= Beginning of Section =

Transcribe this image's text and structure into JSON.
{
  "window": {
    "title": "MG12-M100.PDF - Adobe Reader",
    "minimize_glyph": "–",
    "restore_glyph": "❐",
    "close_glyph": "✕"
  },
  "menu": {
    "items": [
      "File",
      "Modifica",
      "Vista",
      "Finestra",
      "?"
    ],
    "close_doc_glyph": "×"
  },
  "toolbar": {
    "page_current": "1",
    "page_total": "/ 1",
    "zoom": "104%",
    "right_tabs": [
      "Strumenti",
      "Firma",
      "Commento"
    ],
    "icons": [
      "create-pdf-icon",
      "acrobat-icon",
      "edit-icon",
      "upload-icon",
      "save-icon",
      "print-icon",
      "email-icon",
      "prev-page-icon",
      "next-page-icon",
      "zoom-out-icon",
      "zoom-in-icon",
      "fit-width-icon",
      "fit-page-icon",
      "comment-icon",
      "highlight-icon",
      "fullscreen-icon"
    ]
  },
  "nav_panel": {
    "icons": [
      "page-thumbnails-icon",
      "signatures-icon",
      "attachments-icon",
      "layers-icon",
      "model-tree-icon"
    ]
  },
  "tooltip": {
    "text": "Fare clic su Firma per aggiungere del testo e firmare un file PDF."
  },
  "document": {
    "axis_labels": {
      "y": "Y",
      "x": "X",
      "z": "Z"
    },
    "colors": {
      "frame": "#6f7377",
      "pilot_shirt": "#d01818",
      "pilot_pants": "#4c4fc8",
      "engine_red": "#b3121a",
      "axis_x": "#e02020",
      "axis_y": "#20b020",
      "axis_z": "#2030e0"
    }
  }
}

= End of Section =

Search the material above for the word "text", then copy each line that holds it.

_Task solution_
Transcribe this image's text and structure into JSON.
    "text": "Fare clic su Firma per aggiungere del testo e firmare un file PDF."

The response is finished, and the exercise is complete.